Exercise brief =
All lines in the data bearing the string "Desktop" should be identified and copied.

- - -

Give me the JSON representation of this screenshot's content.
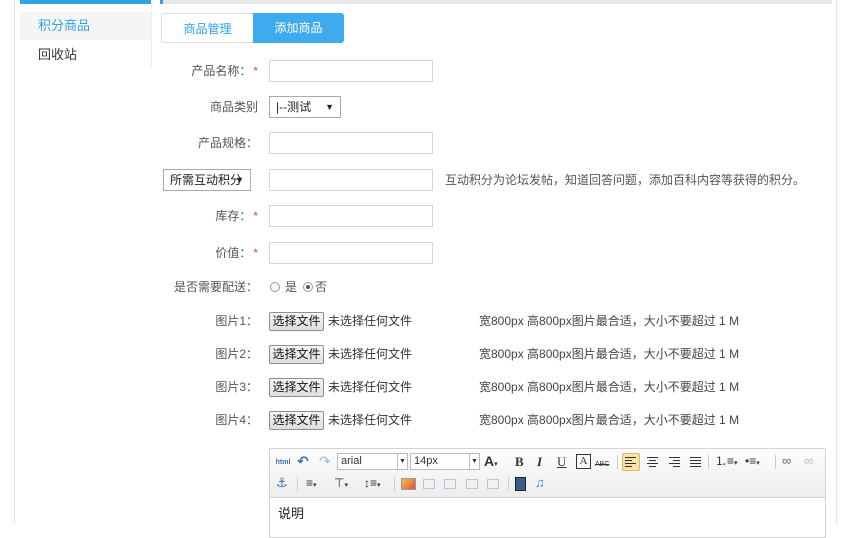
{
  "sidebar": {
    "items": [
      {
        "label": "积分商品",
        "active": true
      },
      {
        "label": "回收站",
        "active": false
      }
    ]
  },
  "tabs": [
    {
      "label": "商品管理",
      "active": false
    },
    {
      "label": "添加商品",
      "active": true
    }
  ],
  "form": {
    "product_name_label": "产品名称：",
    "category_label": "商品类别",
    "category_value": "|--测试",
    "spec_label": "产品规格：",
    "points_type_value": "所需互动积分",
    "points_hint": "互动积分为论坛发帖，知道回答问题，添加百科内容等获得的积分。",
    "stock_label": "库存：",
    "value_label": "价值：",
    "delivery_label": "是否需要配送：",
    "delivery_yes": "是",
    "delivery_no": "否",
    "required_mark": "*",
    "pictures": [
      {
        "label": "图片1：",
        "button": "选择文件",
        "status": "未选择任何文件",
        "hint": "宽800px 高800px图片最合适，大小不要超过 1 M"
      },
      {
        "label": "图片2：",
        "button": "选择文件",
        "status": "未选择任何文件",
        "hint": "宽800px 高800px图片最合适，大小不要超过 1 M"
      },
      {
        "label": "图片3：",
        "button": "选择文件",
        "status": "未选择任何文件",
        "hint": "宽800px 高800px图片最合适，大小不要超过 1 M"
      },
      {
        "label": "图片4：",
        "button": "选择文件",
        "status": "未选择任何文件",
        "hint": "宽800px 高800px图片最合适，大小不要超过 1 M"
      }
    ]
  },
  "editor": {
    "html_label": "html",
    "font_family": "arial",
    "font_size": "14px",
    "bold": "B",
    "italic": "I",
    "underline": "U",
    "strike": "ABC",
    "font_color": "A",
    "body_text": "说明"
  },
  "colors": {
    "accent": "#2fa3e6",
    "tab_active": "#3fabef",
    "required": "#e44444"
  }
}
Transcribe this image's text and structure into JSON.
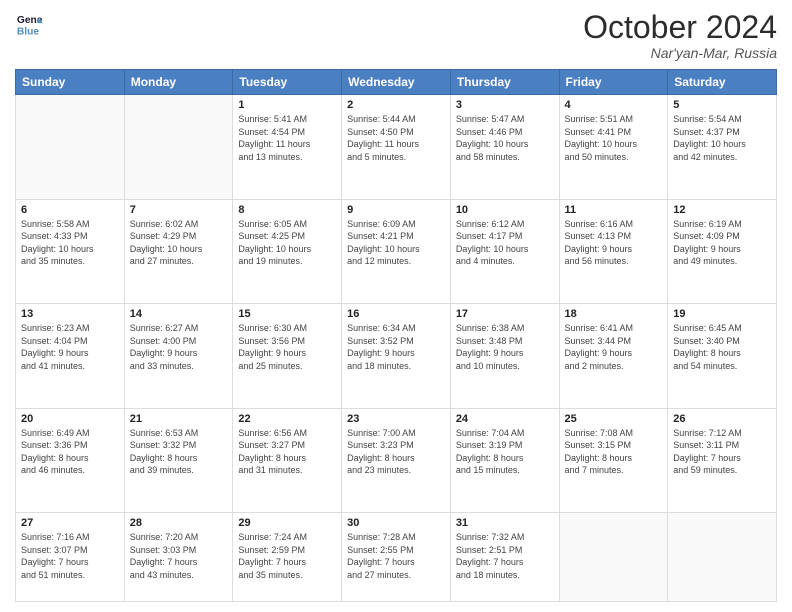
{
  "header": {
    "logo_line1": "General",
    "logo_line2": "Blue",
    "month": "October 2024",
    "location": "Nar'yan-Mar, Russia"
  },
  "weekdays": [
    "Sunday",
    "Monday",
    "Tuesday",
    "Wednesday",
    "Thursday",
    "Friday",
    "Saturday"
  ],
  "weeks": [
    [
      {
        "day": "",
        "info": ""
      },
      {
        "day": "",
        "info": ""
      },
      {
        "day": "1",
        "info": "Sunrise: 5:41 AM\nSunset: 4:54 PM\nDaylight: 11 hours\nand 13 minutes."
      },
      {
        "day": "2",
        "info": "Sunrise: 5:44 AM\nSunset: 4:50 PM\nDaylight: 11 hours\nand 5 minutes."
      },
      {
        "day": "3",
        "info": "Sunrise: 5:47 AM\nSunset: 4:46 PM\nDaylight: 10 hours\nand 58 minutes."
      },
      {
        "day": "4",
        "info": "Sunrise: 5:51 AM\nSunset: 4:41 PM\nDaylight: 10 hours\nand 50 minutes."
      },
      {
        "day": "5",
        "info": "Sunrise: 5:54 AM\nSunset: 4:37 PM\nDaylight: 10 hours\nand 42 minutes."
      }
    ],
    [
      {
        "day": "6",
        "info": "Sunrise: 5:58 AM\nSunset: 4:33 PM\nDaylight: 10 hours\nand 35 minutes."
      },
      {
        "day": "7",
        "info": "Sunrise: 6:02 AM\nSunset: 4:29 PM\nDaylight: 10 hours\nand 27 minutes."
      },
      {
        "day": "8",
        "info": "Sunrise: 6:05 AM\nSunset: 4:25 PM\nDaylight: 10 hours\nand 19 minutes."
      },
      {
        "day": "9",
        "info": "Sunrise: 6:09 AM\nSunset: 4:21 PM\nDaylight: 10 hours\nand 12 minutes."
      },
      {
        "day": "10",
        "info": "Sunrise: 6:12 AM\nSunset: 4:17 PM\nDaylight: 10 hours\nand 4 minutes."
      },
      {
        "day": "11",
        "info": "Sunrise: 6:16 AM\nSunset: 4:13 PM\nDaylight: 9 hours\nand 56 minutes."
      },
      {
        "day": "12",
        "info": "Sunrise: 6:19 AM\nSunset: 4:09 PM\nDaylight: 9 hours\nand 49 minutes."
      }
    ],
    [
      {
        "day": "13",
        "info": "Sunrise: 6:23 AM\nSunset: 4:04 PM\nDaylight: 9 hours\nand 41 minutes."
      },
      {
        "day": "14",
        "info": "Sunrise: 6:27 AM\nSunset: 4:00 PM\nDaylight: 9 hours\nand 33 minutes."
      },
      {
        "day": "15",
        "info": "Sunrise: 6:30 AM\nSunset: 3:56 PM\nDaylight: 9 hours\nand 25 minutes."
      },
      {
        "day": "16",
        "info": "Sunrise: 6:34 AM\nSunset: 3:52 PM\nDaylight: 9 hours\nand 18 minutes."
      },
      {
        "day": "17",
        "info": "Sunrise: 6:38 AM\nSunset: 3:48 PM\nDaylight: 9 hours\nand 10 minutes."
      },
      {
        "day": "18",
        "info": "Sunrise: 6:41 AM\nSunset: 3:44 PM\nDaylight: 9 hours\nand 2 minutes."
      },
      {
        "day": "19",
        "info": "Sunrise: 6:45 AM\nSunset: 3:40 PM\nDaylight: 8 hours\nand 54 minutes."
      }
    ],
    [
      {
        "day": "20",
        "info": "Sunrise: 6:49 AM\nSunset: 3:36 PM\nDaylight: 8 hours\nand 46 minutes."
      },
      {
        "day": "21",
        "info": "Sunrise: 6:53 AM\nSunset: 3:32 PM\nDaylight: 8 hours\nand 39 minutes."
      },
      {
        "day": "22",
        "info": "Sunrise: 6:56 AM\nSunset: 3:27 PM\nDaylight: 8 hours\nand 31 minutes."
      },
      {
        "day": "23",
        "info": "Sunrise: 7:00 AM\nSunset: 3:23 PM\nDaylight: 8 hours\nand 23 minutes."
      },
      {
        "day": "24",
        "info": "Sunrise: 7:04 AM\nSunset: 3:19 PM\nDaylight: 8 hours\nand 15 minutes."
      },
      {
        "day": "25",
        "info": "Sunrise: 7:08 AM\nSunset: 3:15 PM\nDaylight: 8 hours\nand 7 minutes."
      },
      {
        "day": "26",
        "info": "Sunrise: 7:12 AM\nSunset: 3:11 PM\nDaylight: 7 hours\nand 59 minutes."
      }
    ],
    [
      {
        "day": "27",
        "info": "Sunrise: 7:16 AM\nSunset: 3:07 PM\nDaylight: 7 hours\nand 51 minutes."
      },
      {
        "day": "28",
        "info": "Sunrise: 7:20 AM\nSunset: 3:03 PM\nDaylight: 7 hours\nand 43 minutes."
      },
      {
        "day": "29",
        "info": "Sunrise: 7:24 AM\nSunset: 2:59 PM\nDaylight: 7 hours\nand 35 minutes."
      },
      {
        "day": "30",
        "info": "Sunrise: 7:28 AM\nSunset: 2:55 PM\nDaylight: 7 hours\nand 27 minutes."
      },
      {
        "day": "31",
        "info": "Sunrise: 7:32 AM\nSunset: 2:51 PM\nDaylight: 7 hours\nand 18 minutes."
      },
      {
        "day": "",
        "info": ""
      },
      {
        "day": "",
        "info": ""
      }
    ]
  ]
}
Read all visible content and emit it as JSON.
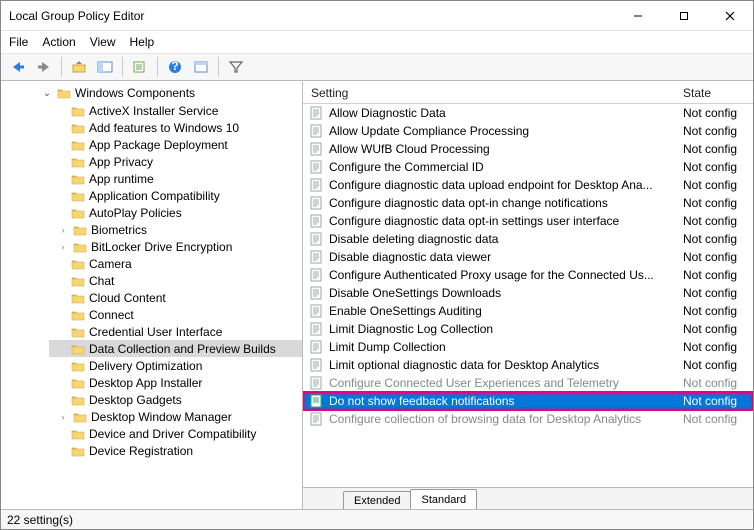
{
  "window": {
    "title": "Local Group Policy Editor"
  },
  "menu": [
    "File",
    "Action",
    "View",
    "Help"
  ],
  "tree": {
    "root": "Windows Components",
    "items": [
      {
        "label": "ActiveX Installer Service",
        "children": false
      },
      {
        "label": "Add features to Windows 10",
        "children": false
      },
      {
        "label": "App Package Deployment",
        "children": false
      },
      {
        "label": "App Privacy",
        "children": false
      },
      {
        "label": "App runtime",
        "children": false
      },
      {
        "label": "Application Compatibility",
        "children": false
      },
      {
        "label": "AutoPlay Policies",
        "children": false
      },
      {
        "label": "Biometrics",
        "children": true
      },
      {
        "label": "BitLocker Drive Encryption",
        "children": true
      },
      {
        "label": "Camera",
        "children": false
      },
      {
        "label": "Chat",
        "children": false
      },
      {
        "label": "Cloud Content",
        "children": false
      },
      {
        "label": "Connect",
        "children": false
      },
      {
        "label": "Credential User Interface",
        "children": false
      },
      {
        "label": "Data Collection and Preview Builds",
        "children": false,
        "selected": true
      },
      {
        "label": "Delivery Optimization",
        "children": false
      },
      {
        "label": "Desktop App Installer",
        "children": false
      },
      {
        "label": "Desktop Gadgets",
        "children": false
      },
      {
        "label": "Desktop Window Manager",
        "children": true
      },
      {
        "label": "Device and Driver Compatibility",
        "children": false
      },
      {
        "label": "Device Registration",
        "children": false
      }
    ]
  },
  "list": {
    "columns": {
      "setting": "Setting",
      "state": "State"
    },
    "rows": [
      {
        "label": "Allow Diagnostic Data",
        "state": "Not config"
      },
      {
        "label": "Allow Update Compliance Processing",
        "state": "Not config"
      },
      {
        "label": "Allow WUfB Cloud Processing",
        "state": "Not config"
      },
      {
        "label": "Configure the Commercial ID",
        "state": "Not config"
      },
      {
        "label": "Configure diagnostic data upload endpoint for Desktop Ana...",
        "state": "Not config"
      },
      {
        "label": "Configure diagnostic data opt-in change notifications",
        "state": "Not config"
      },
      {
        "label": "Configure diagnostic data opt-in settings user interface",
        "state": "Not config"
      },
      {
        "label": "Disable deleting diagnostic data",
        "state": "Not config"
      },
      {
        "label": "Disable diagnostic data viewer",
        "state": "Not config"
      },
      {
        "label": "Configure Authenticated Proxy usage for the Connected Us...",
        "state": "Not config"
      },
      {
        "label": "Disable OneSettings Downloads",
        "state": "Not config"
      },
      {
        "label": "Enable OneSettings Auditing",
        "state": "Not config"
      },
      {
        "label": "Limit Diagnostic Log Collection",
        "state": "Not config"
      },
      {
        "label": "Limit Dump Collection",
        "state": "Not config"
      },
      {
        "label": "Limit optional diagnostic data for Desktop Analytics",
        "state": "Not config"
      },
      {
        "label": "Configure Connected User Experiences and Telemetry",
        "state": "Not config",
        "dimmed": true
      },
      {
        "label": "Do not show feedback notifications",
        "state": "Not config",
        "selected": true,
        "highlighted": true
      },
      {
        "label": "Configure collection of browsing data for Desktop Analytics",
        "state": "Not config",
        "dimmed": true
      }
    ]
  },
  "tabs": {
    "extended": "Extended",
    "standard": "Standard"
  },
  "status": "22 setting(s)"
}
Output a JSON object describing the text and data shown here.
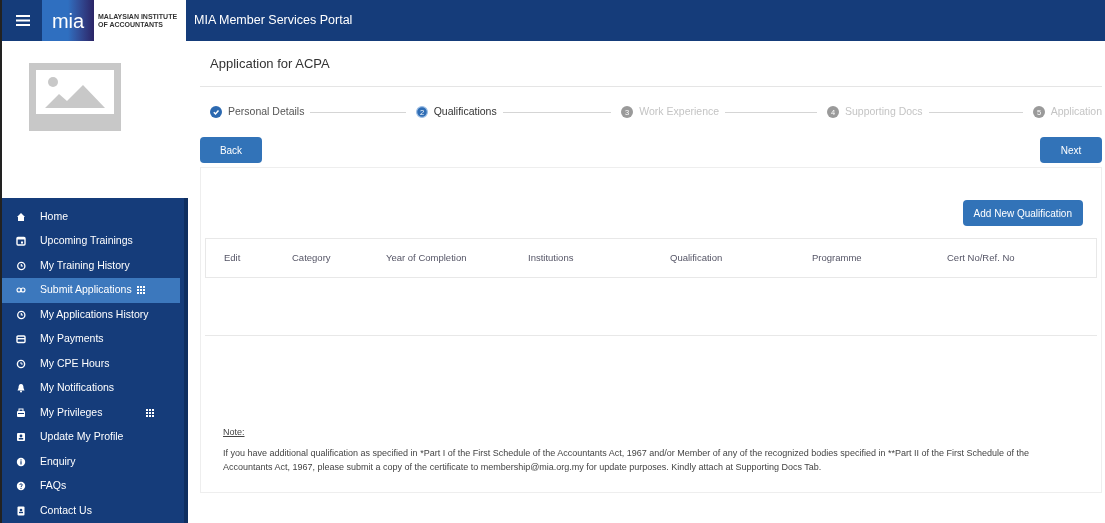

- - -

Response to this exercise =
        "label": "Desktop App Installer",
        "label": "Desktop Gadgets",
        "label": "Desktop Window Manager",
        "label": "Configure diagnostic data upload endpoint for Desktop Ana...",
        "label": "Limit optional diagnostic data for Desktop Analytics",
        "label": "Configure collection of browsing data for Desktop Analytics",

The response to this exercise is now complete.